1. Beth Knobel, “Yeltsin Signs Law Expanding Adoptions by Foreigners.” (Los Angeles Times, 1995).
2. Beth Knobel, “Yeltsin Signs Law Expanding Adoptions by Foreigners.” (Los Angeles Times, 1995).
3. Beth Knobel, “Yeltsin Signs Law Expanding Adoptions by Foreigners.” (Los Angeles Times, 1995).
4. US Department of State, “Inter Country Adoption Statistics” (1996-2006).
5. Vladimir Putin, “Annual Address to the Federal Assembly” in Documents in Modern Russian and Chinese History (McGraw Hill Education, 2014), 104.
6. Vladimir Putin, “Annual Address to the Federal Assembly” in Documents in Modern Russian and Chinese History (McGraw Hill Education, 2014), 105.
7. Shai Baitel, “”Russia’s Adoption Ban Two Years Later.” (The Huffington Post, 2014).
8. Erik Eckholm, “Putin Signs Bill That Bars U.S. Adoptions, Upending Families.” (The New York Times, 2012).
9. Erik Eckholm, “Putin Signs Bill That Bars U.S. Adoptions, Upending Families.” (The New York Times, 2012).
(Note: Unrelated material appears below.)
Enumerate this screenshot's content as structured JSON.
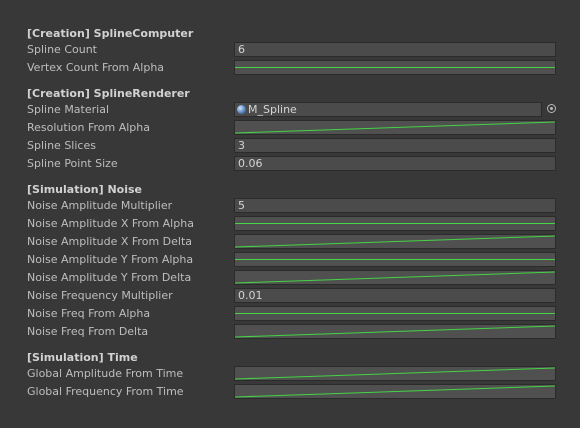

10. Erik Eckholm, “Putin Signs Bill That Bars U.S. Adoptions, Upending Families.” (The New York Times, 2012).
11. Shai Baitel, “”Russia’s Adoption Ban Two Years Later.” (The Huffington Post, 2014).
12. Erik Eckholm, “Putin Signs Bill That Bars U.S. Adoptions, Upending Families.” (The New York Times, 2012).
13. Shai Baitel, “”Russia’s Adoption Ban Two Years Later.” (The Huffington Post, 2014).
Shai Baitel, “Russia’s Adoption Ban Two Years Later.” The Huffington Post. December 31, 2014. Accessed October 28, 2015. http://www.huffingtonpost.com/shai-baitel/russias- adoption-ban-two_b_6399064.html.
Erik Eckholm, “Putin Signs Bill That Bars U.S. Adoptions, Upending Families.” The New York Times. December 27, 2012. Accessed October 28, 2015. http://www.nytimes.com/2012/12/28/world/europe/putin-to-sign-ban-on-us- adoptions-of-russian-children.html.
June Grasso, Michael Kort, and William Tilchin, eds. Documents in Modern Russian and Chinese History. 9th ed. McGraw-Hill Education, 2014. 97-110.
Beth Knobel, “Yeltsin Signs Law Expanding Adoptions by Foreigners.” Los Angeles Times. March 16, 1995. Accessed October 28, 2015. http://articles.latimes.com/1995-03-16/news/mn- 43482_1_adoption-law.
“Inter Country Adoption Statistics.” US Department of State. Accessed October 29, 2015. http://travel.state.gov/content/adoptionsabroad/en/about-us/statistics.html.